References:

Comments

Your name



Address

Pojan, Fier, Albania
See all sites in Fier

Details

Founded: 588 BCE
Category: Prehistoric and archaeological sites in Albania

More Information

en.wikipedia.org
albania.al

Rating

4.5/5 (based on Google user reviews)

User Reviews

Edvin Rushitaj (8 months ago)
A great quiet place to spend a beautiful weekend with family and friends. Beautiful museum with lots of artifacts ti view. If you're into history and ancient civilization this is a must visit place.
Agnieszka K. (9 months ago)
Worth a visit and take a sip of history. For lovers of antiquity. PS - One of the few clean places so far encountered in this country. PS 2 - Unfortunately the local men acted loud, stared and commented on us among themselves. They acted as if they had come down from a tree and had not seen the woman before. The security guard followed me and took pictures my bud secretly.
Olga Kovalenko (9 months ago)
The amazing place to walk around and see historical heritage.
Elisa Janku (14 months ago)
Some trash laying around and some of the thinks are damaged. But its a large area, nice to walk around and explore.
Jonida Koçillari (2 years ago)
A lot of fun to visit and take pictures. More to see than you'd think at first. A little tricky to get to. Easy to walk around although it is on top of a small hill.
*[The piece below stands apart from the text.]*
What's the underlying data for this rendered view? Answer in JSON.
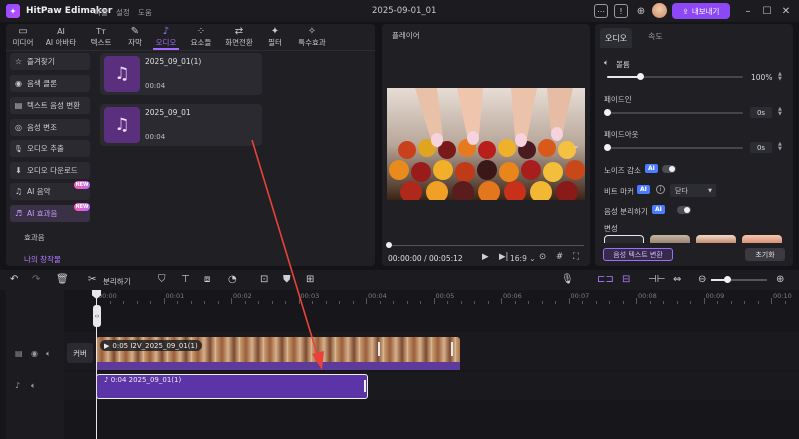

Extremely enjoyable.
Powered by Google

Featured Historic Landmarks, Sites & Buildings

Historic Site of the week

Heraclea Lyncestis

Heraclea Lyncestis was an ancient Greek city in Macedon, ruled later by the Romans. It was founded by Philip II of Macedon in the middle of the 4th century BC. The city was named in honor of the mythological hero Heracles. The name Lynkestis originates from the name of the ancient kingdom, conquered by Philip, where the city was built.
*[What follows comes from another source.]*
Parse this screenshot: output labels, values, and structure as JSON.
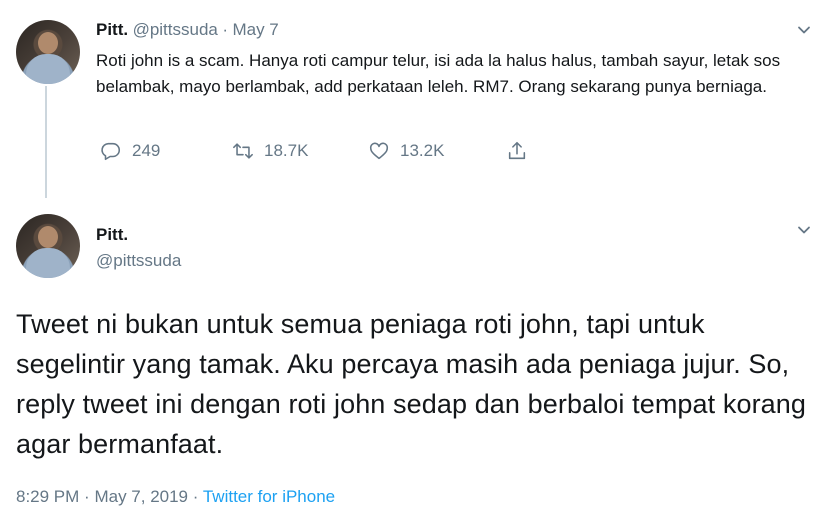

Heraclea was a strategically important town during the Hellenistic period, as it was at the edge of Macedon"s border with Epirus to the west and Paeonia to the north, until the middle of the 2nd century BC, when the Romans conquered Macedon and destroyed its political power. The main Roman road in the area, Via Egnatia went through Heraclea, and Heraclea was an important stop. The prosperity of the city was maintained mainly due to this road.

The Roman emperor Hadrian built a theatre in the center of the town, on a hill, when many buildings in the Roman province of Macedonia were being restored. It began being used during the reign of Antoninus Pius. Inside the theatre there were three animal cages and in the western part a tunnel. The theatre went out of use during the late 4th century AD, when gladiator fights in the Roman Empire were banned, due to the spread of Christianity, the formulation of the Eastern Roman Empire, and the abandonment of, what was then perceived as, pagan rituals and entertainment.
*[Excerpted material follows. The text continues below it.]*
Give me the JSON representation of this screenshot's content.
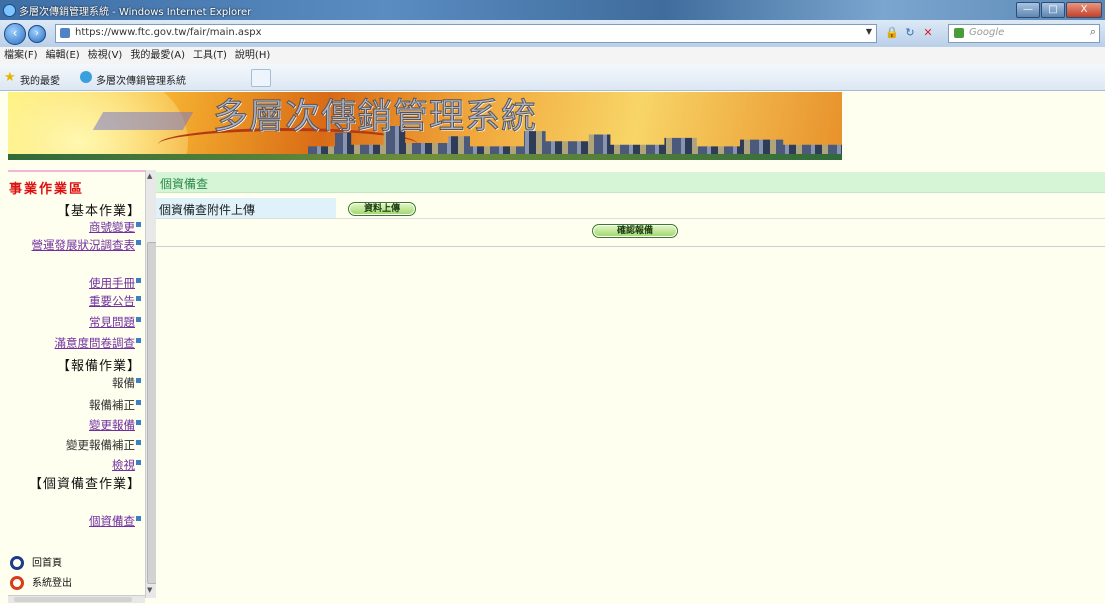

Late Antiquity and Byzantine periods

In the early Byzantine period (4th to 6th centuries AD) Heraclea was an important episcopal centre. A small and a great basilica, the bishop"s residence, and a funerary basilica and the necropolis are some of the remains of this period. Three naves in the Great Basilica are covered with mosaics of very rich floral and figurative iconography; these well preserved mosaics are often regarded as fine examples of the early Christian art period.

The city was sacked by Ostrogoth/Visigoth forces, commanded by Theodoric the Great in 472 AD and again in 479 AD. It was restored in the late 5th and early 6th century. When an earthquake struck in 518 AD, the inhabitants of Heraclea gradually abandoned the city. Subsequently, at the eve of the 7th century, the Dragovites, a Slavic tribe pushed down from the north by the Avars, settled in the area. The last coin issue dates from ca. 585, which suggests that the city was finally captured by the Slavs. As result, in place of the deserted city theatre several huts were built.

The Episcopacy Residence was excavated between 1970 and 1975. The western part was discovered first and the southern side is near the town wall. The luxury rooms are located in the eastern part. The 2nd, 3rd and 4th rooms all have mosaic floors. Between the 3rd and 4th rooms there is a hole that led to the eastern entrance of the residence. The hole was purposefully created between the 4th and 6th century.